REVIEW – She’s lean, she’s clean and she’s invading the silver screen. That was Paris Hilton’s message during an intimate college press conference at the Four Seasons Hotel in Center City last Thursday.
The 26-year-old starlet was in Philadelphia for an autograph signing at the Franklin Mills Mall and to promote her upcoming gross-out comedy, The Hottie and the Nottie, which opens nationwide Feb. 8. She also made an effort to cement her reputation as a multi-talented artist, designer and businesswoman who intends to stay in the spotlight for a long time.
“I’m 26 years old now, so I’m definitely an adult, and I have learned a lot in the last couple of years about being a strong woman and not letting anything get to me,” Hilton said. “I’d just like to be remembered for being a good person and making people laugh and entertaining the world and living life to the fullest.”
Hilton said that Hottie was the first role she seriously prepared for. She worked with an acting coach for six hours a day prior to shooting.
“I know a lot of people are going to want to bash me because people are like that, so I really did my best with this movie,” she said.
Hilton produced the film, so her character Cristabel is much like how she perceives herself off-camera: a loyal, fun-loving and generous woman that every man wants to be with.
Like Hilton, Cristabel has had problems in the past involving boys and saying “no” to their advances. In one of many quotes that ring of Hilton, Cristabel says that a world without orgasms is like a world without flowers.
Thus, she decides to abstain from sex until she can get her best friend June (Christina Larken) to lose her virginity. The protagonist of the film, Nate (Joel David Moore), insists that Cristabel is the love of his life and commits to giving June a makeover to win Cristabel over.

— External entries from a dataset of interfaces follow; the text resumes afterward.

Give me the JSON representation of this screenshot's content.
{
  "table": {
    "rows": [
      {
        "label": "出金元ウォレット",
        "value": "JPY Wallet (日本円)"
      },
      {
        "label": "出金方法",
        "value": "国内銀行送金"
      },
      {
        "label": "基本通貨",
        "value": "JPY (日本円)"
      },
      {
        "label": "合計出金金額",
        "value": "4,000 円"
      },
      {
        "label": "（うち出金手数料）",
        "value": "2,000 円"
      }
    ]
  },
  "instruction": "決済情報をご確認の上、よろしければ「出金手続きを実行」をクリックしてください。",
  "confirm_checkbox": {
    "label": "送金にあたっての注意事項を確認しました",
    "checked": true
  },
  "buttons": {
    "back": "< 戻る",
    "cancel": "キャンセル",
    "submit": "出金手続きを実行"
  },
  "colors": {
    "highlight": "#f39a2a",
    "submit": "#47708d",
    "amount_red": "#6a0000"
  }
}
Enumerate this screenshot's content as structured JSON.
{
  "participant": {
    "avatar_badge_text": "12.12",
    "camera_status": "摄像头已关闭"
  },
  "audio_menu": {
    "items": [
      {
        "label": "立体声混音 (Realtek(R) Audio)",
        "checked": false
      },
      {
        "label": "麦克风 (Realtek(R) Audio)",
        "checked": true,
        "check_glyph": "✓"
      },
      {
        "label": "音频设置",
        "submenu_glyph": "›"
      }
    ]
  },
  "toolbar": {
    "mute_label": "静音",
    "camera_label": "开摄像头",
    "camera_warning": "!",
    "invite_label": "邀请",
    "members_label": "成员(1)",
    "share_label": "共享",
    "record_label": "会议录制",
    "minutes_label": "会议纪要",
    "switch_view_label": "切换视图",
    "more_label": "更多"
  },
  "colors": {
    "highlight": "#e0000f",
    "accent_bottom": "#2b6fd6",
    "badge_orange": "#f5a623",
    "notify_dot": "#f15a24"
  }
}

The dilemma is that June is the “nottie” to Cristabel’s “hottie” and looks like David Lynch’s version of the GEICO caveman, but uglier.
What ensues is an adolescent retelling of The Ugly Duckling that reminds the audience that the only happy endings to life’s fairy tales are those which we make for ourselves.
“I pick movies by their messages, and this one has a great message: that you can’t judge a book by its cover and you can’t judge people by the way they look,” Hilton said. “I think that it is a really great movie for people, and I think that people can relate to the characters.” She must have been referring to the characters like June and Nate, the lovable losers.
“I see people on the inside and not on the outside,” Hilton said. “People don’t really know me because they have a different image because the Internet makes up mean stories.”
The film’s biggest flaw comes not from Hilton’s acting but the poor script, which tells most of the story through trite dialogue. Aside from being highly unlikely, the plot is so predictable that most viewers will be left with few surprises. The humor is as abrupt, enduring and sophisticated as a wet fart.
Hilton illuminates her every scene with enough grace, charm and presence to save the film from being as totally panned as a dim-witted comedy. Her acting skills are comparable to Jessica Alba’s.
It may take years for Hilton to make a film that overshadows the infamous video that fueled her popularity. The Hottie and the Nottie falls short by that criterion, but for the price of a ticket, it’s better than 15 minutes of night-vision footage.
Regardless of the “haters,” Hilton said that she has many projects planned for the near future. Her next film, Repo! The Genetic Opera, which hits theaters April 25, is a musical directed by Darren Lynn Bousman (of Saw fame) and co-stars Paul Sorvino (Goodfellas). She said that it will be a departure from her iconic blonde look.
“[Repo!] was a pretty serious role. In every scene, my hair was a completely different color,” she said. “I sing 12 songs in it.”
Hilton said she is also in the process of developing the Paris Hilton Charity Fund in addition to working with the Make-A-Wish Foundation and the Childrens Hospital Los Angeles. The fund will work with children, though she did not clarify whether it would be a serious cause, or just her way of saving some of America’s youth from being fashionably destitute.
Jimmy Viola can be reached at firstname.lastname@example.org.